Margaret Olwen MacMillan was born in Toronto in 1943. After earning an Honours B.A. in Modern History from the University of Toronto, she completed a B.Phil. in Politics at Oxford University, where she subsequently wrote her doctoral thesis on the social and political attitudes of the British in India.
From 1975 to 2002, Dr. MacMillan was a Professor of History at Ryerson University in Toronto, including five years as that department's chair. In addition to her teaching in the classroom and academic publications, she has collaborated with Professor Robert Bothwell on an innovative series of educational radio programmes for CJRT/Open College on international relations. In 2002, she was named Provost of Trinity College and a Professor of History at the University of Toronto.
From 1995 to 2003, Professor MacMillan co-edited International Journal, published by the Canadian Institute of International Affairs. Since 1995, she has served as a member of the National Board of Directors of the CIIA, among many and varied voluntary activities.
Professor MacMillan's first book, Women of the Raj, reflected her continuing scholarly interest in imperial India. It was selected for the Book of the Month Club and the History Book Club. In addition to numerous articles and reviews on diverse aspects of Canadian and world affairs, she has co-edited books dealing with Canada's relationship with the North Atlantic Treaty Organization, with international relations in the twentieth century and, most recently, with Canadian-Australian relations.
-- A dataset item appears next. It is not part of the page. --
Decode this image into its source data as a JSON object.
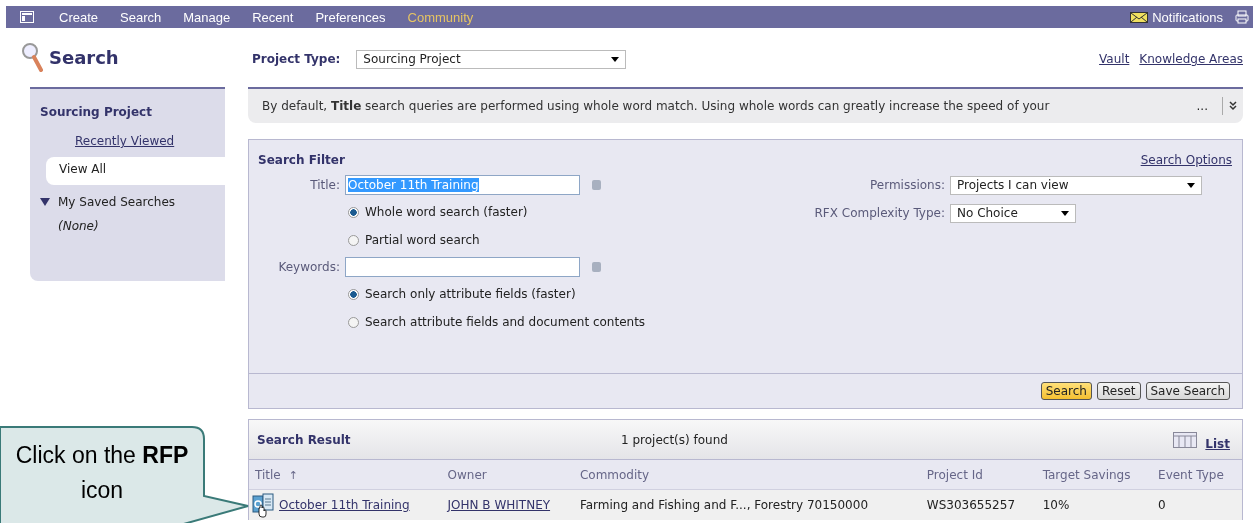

The publication which has garnered her the greatest attention and praise has been a magisterial study of the diplomatic aftermath of the First World War, which was published in London as Peacemakers: The Paris Peace Conference of 1919 and subsequently in New York as Paris 1919: Six Months that Changed the World. In its original edition, this superb volume won the Duff Cooper Prize for an outstanding literary work in the field of history, biography or politics, the Hessell-Tiltman Prize for History and the Samuel Johnson Prize for the best work of non-fiction published in the United Kingdom.